So find someone who deserves it. It could be a good friend, your partner, a co-worker, your therapist or a coach. Someone who will listen and say, “You know what? That sucks but the good that you’re doing completely outweighs this mistake. Everyone makes mistakes and you’re going to be even better at your job and do even more amazing work now that you’ve learned from this.”
Forgive yourself. And keep going with the amazing work that you do.
2. SPREAD IT OUT
I worked with a woman named Haily, who was managing a million dollar project where women living in poverty are hired to work at a vertical farm. At the same time she was doing her Masters full time and trying to spend quality time with her partner and her dog.
“I love everything that I’m doing but sometimes I don’t sleep very much because I’m working on a deadline. And I don’t know why I keep breaking down when I love what I’m doing? And why does this feel so hard?”
Maybe you love everything you’re doing but you’ve scheduled your life so full that you don’t have any time to rest. My wish for you is that you SLOW DOWN. Your life is long. You will have time to do it all, just spread it out!

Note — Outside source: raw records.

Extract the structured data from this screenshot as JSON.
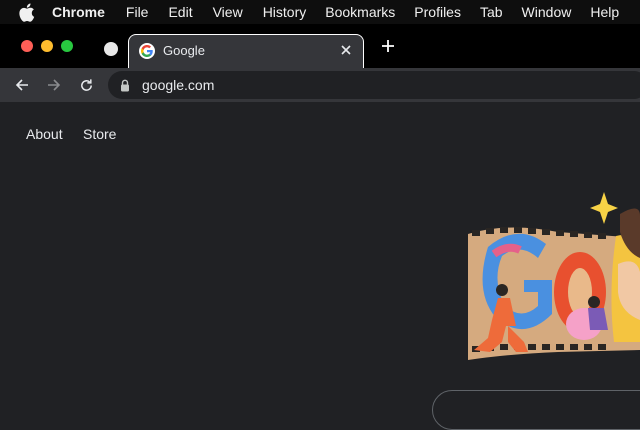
{
  "menubar": {
    "items": [
      "Chrome",
      "File",
      "Edit",
      "View",
      "History",
      "Bookmarks",
      "Profiles",
      "Tab",
      "Window",
      "Help"
    ]
  },
  "tab": {
    "title": "Google"
  },
  "omnibox": {
    "url": "google.com"
  },
  "page": {
    "links": [
      "About",
      "Store"
    ]
  },
  "colors": {
    "background": "#202124",
    "toolbar": "#35363a",
    "menubar": "#0e0e0e"
  }
}
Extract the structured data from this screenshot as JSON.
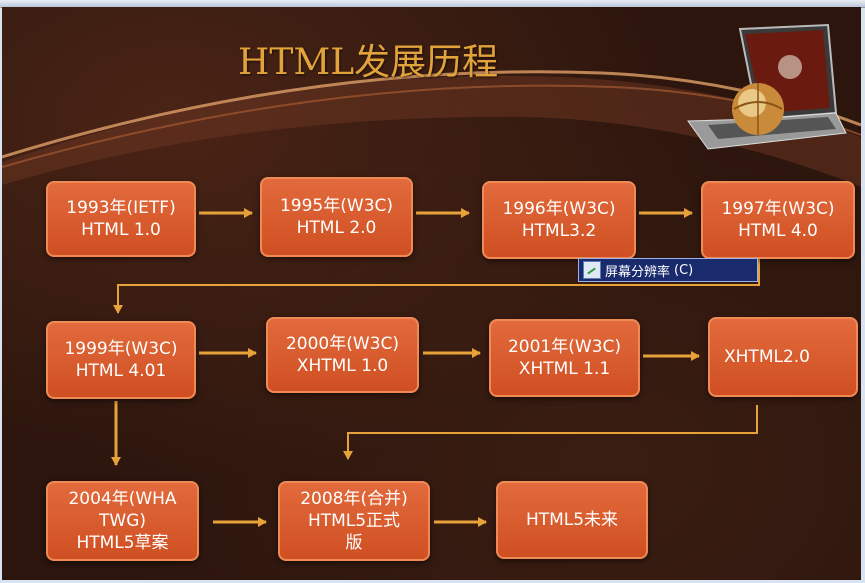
{
  "title": "HTML发展历程",
  "boxes": [
    {
      "id": "b1993",
      "text": "1993年(IETF)\nHTML 1.0"
    },
    {
      "id": "b1995",
      "text": "1995年(W3C)\nHTML 2.0"
    },
    {
      "id": "b1996",
      "text": "1996年(W3C)\nHTML3.2"
    },
    {
      "id": "b1997",
      "text": "1997年(W3C)\nHTML 4.0"
    },
    {
      "id": "b1999",
      "text": "1999年(W3C)\nHTML 4.01"
    },
    {
      "id": "b2000",
      "text": "2000年(W3C)\nXHTML 1.0"
    },
    {
      "id": "b2001",
      "text": "2001年(W3C)\nXHTML 1.1"
    },
    {
      "id": "bxhtml2",
      "text": "XHTML2.0"
    },
    {
      "id": "b2004",
      "text": "2004年(WHA\nTWG)\nHTML5草案"
    },
    {
      "id": "b2008",
      "text": "2008年(合并)\nHTML5正式\n版"
    },
    {
      "id": "bfuture",
      "text": "HTML5未来"
    }
  ],
  "tooltip": {
    "label": "屏幕分辨率",
    "suffix": "(C)",
    "icon": "chart-icon"
  },
  "colors": {
    "box": "#d95a2b",
    "arrow": "#e8a23a",
    "title": "#e2a33a"
  }
}
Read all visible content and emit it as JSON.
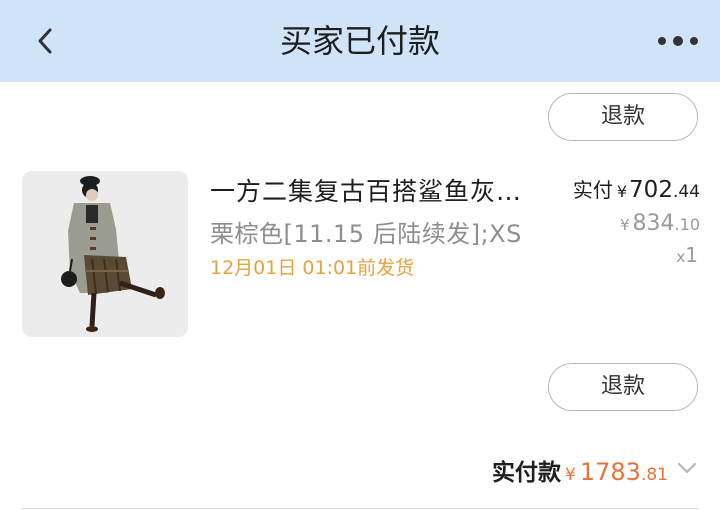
{
  "header": {
    "title": "买家已付款",
    "back_icon": "chevron-left-icon",
    "more_icon": "more-dots-icon",
    "background": "#cfe4f6"
  },
  "refund_buttons": [
    "退款",
    "退款"
  ],
  "product": {
    "name": "一方二集复古百搭鲨鱼灰…",
    "variant": "栗棕色[11.15 后陆续发];XS",
    "shipping_note": "12月01日 01:01前发货",
    "paid_label": "实付",
    "currency": "¥",
    "paid_int": "702",
    "paid_dec": ".44",
    "original_int": "834",
    "original_dec": ".10",
    "qty_prefix": "x",
    "qty": "1"
  },
  "total": {
    "label": "实付款",
    "currency": "¥",
    "int": "1783",
    "dec": ".81",
    "color": "#e8733a"
  },
  "colors": {
    "shipping_note": "#e6a23c",
    "muted": "#9a9a9a"
  }
}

After chatting Haily realized that she didn’t have to do it all at once. She could do her Masters degree part time so she had more time her partner, her job and TO SLEEP! She’s spreading things out and able to enjoy her life more.
When I burnt out, I ended up quitting my job and moving to an ashram for TWO YEARS to recover. Give yourself smaller breaks NOW so you don’t have to take a bigger break later.
3. BE RADICALLY KIND TO YOURSELF
- Forgive yourself when you make a mistake
- Buy yourself a smoothie
- Take a walk partway through work
- Spend a day at the beach
- Take time to CELEBRATE when you do something well
- Go to the spa
I had to take two years off to recover. You can afford the time and money it would take to do something nice for yourself TODAY and in the long run, you’ll be happier, more energized and love your life more.
My wish for you is to have a full life where you make a big impact with your career and still have energy for the people activities you love outside of work.
Want support to move towards this kind of life? Career Coaching in the Forest is designed to support you to make the changes that will give you more energy and vitality so you can:
– make MORE of an impact at work
– have MORE ENERGY for the relationships that matter to you
– feel better, feel more alive, feel more inspired
Interested but have questions? Email me at firstname.lastname@example.org!! I’d be happy to answer questions by email or set up a phone call to get your questions answered :).
LEARN MORE – couragecompass.org/forest
And whether you work with me or someone else or do this on your own, please take care of yourself!! The world needs your gifts and you can only make a big impact if you feel energized yourself.
It’s safe for you to take care of yourself.
*An excerpt of this came from my Finding Yoga article for Yasodhara Ashram. You can read the full article here – http://www.yasodhara.org/2016/03/finding-yoga-crossroads-part-1/